Of course, I don't want to choose a cause based on how emotionally connected I already am to it. I don't want to pass up an excellent opportunity to help because I felt more pulled to a less effective cause. When it comes to choosing a cause, I want to act based on information, not sentiment. At the end of the year I'll reevaluate which charities to support, and I don't want to be muddled when I do that.
But once I've chosen a cause, I give myself permission to fall in love with it. What I care about, after all, is not the cause itself but the human lives at stake. (For you, it might be animal lives as well, or the lives of people not yet born. But you get the idea.) So I look for a way to connect. (For example, seeing how DtW help the individuals they treat here-ed.)
Against Malaria Foundation posts photos of most of its bednet distributions. It's a way to document that they're doing what they say they are - but for me, it's also a chance to see the human face of the work they do. The work I help them do.
Seeing her face is a way of overcoming the blind chance that put me in the US and her in Mali. It's a way of making us neighbours.
It's hard to feel warm and fuzzy about our donations going to dozens of distribution points around the world. We didn't evolve to feel an emotional glow about numbers. It can feel like we're sending money into some kind of oblivion. It's hard to feel motivated about that.

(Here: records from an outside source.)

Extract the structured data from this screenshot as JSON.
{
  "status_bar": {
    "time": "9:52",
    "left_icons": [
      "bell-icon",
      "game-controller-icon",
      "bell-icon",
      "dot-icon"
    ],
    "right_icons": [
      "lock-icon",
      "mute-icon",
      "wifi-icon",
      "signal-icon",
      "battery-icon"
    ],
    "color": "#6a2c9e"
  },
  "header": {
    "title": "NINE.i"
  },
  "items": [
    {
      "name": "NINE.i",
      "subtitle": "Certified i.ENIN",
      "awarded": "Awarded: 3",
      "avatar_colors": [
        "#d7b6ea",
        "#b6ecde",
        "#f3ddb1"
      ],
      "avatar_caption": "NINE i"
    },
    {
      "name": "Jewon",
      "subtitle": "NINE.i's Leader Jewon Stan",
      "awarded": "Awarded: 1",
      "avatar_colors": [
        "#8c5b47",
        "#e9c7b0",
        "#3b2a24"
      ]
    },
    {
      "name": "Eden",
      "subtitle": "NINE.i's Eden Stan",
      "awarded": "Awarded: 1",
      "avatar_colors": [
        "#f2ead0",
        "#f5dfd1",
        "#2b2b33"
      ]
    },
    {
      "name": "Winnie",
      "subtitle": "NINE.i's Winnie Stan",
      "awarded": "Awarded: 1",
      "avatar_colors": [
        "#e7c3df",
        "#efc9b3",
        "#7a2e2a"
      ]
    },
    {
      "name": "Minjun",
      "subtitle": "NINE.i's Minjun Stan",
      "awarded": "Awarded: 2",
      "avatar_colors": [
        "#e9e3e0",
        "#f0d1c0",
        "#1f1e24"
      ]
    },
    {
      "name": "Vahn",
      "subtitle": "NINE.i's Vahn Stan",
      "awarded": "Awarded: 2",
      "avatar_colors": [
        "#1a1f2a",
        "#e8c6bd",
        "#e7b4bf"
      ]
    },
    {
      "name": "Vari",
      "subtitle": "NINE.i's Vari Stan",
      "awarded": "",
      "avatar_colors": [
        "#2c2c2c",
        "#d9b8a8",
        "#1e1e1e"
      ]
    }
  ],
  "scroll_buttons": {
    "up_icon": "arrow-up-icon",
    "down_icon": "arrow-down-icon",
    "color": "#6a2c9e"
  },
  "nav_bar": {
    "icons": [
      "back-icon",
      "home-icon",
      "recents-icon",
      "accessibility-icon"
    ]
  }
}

That's why I imagine it going to her. I imagine how glad her family will be to see her reach her eighth birthday, eleventh birthday, twentieth birthday. I imagine all the things she can do now that she's not sick. That kind of glow is what my heart was made for.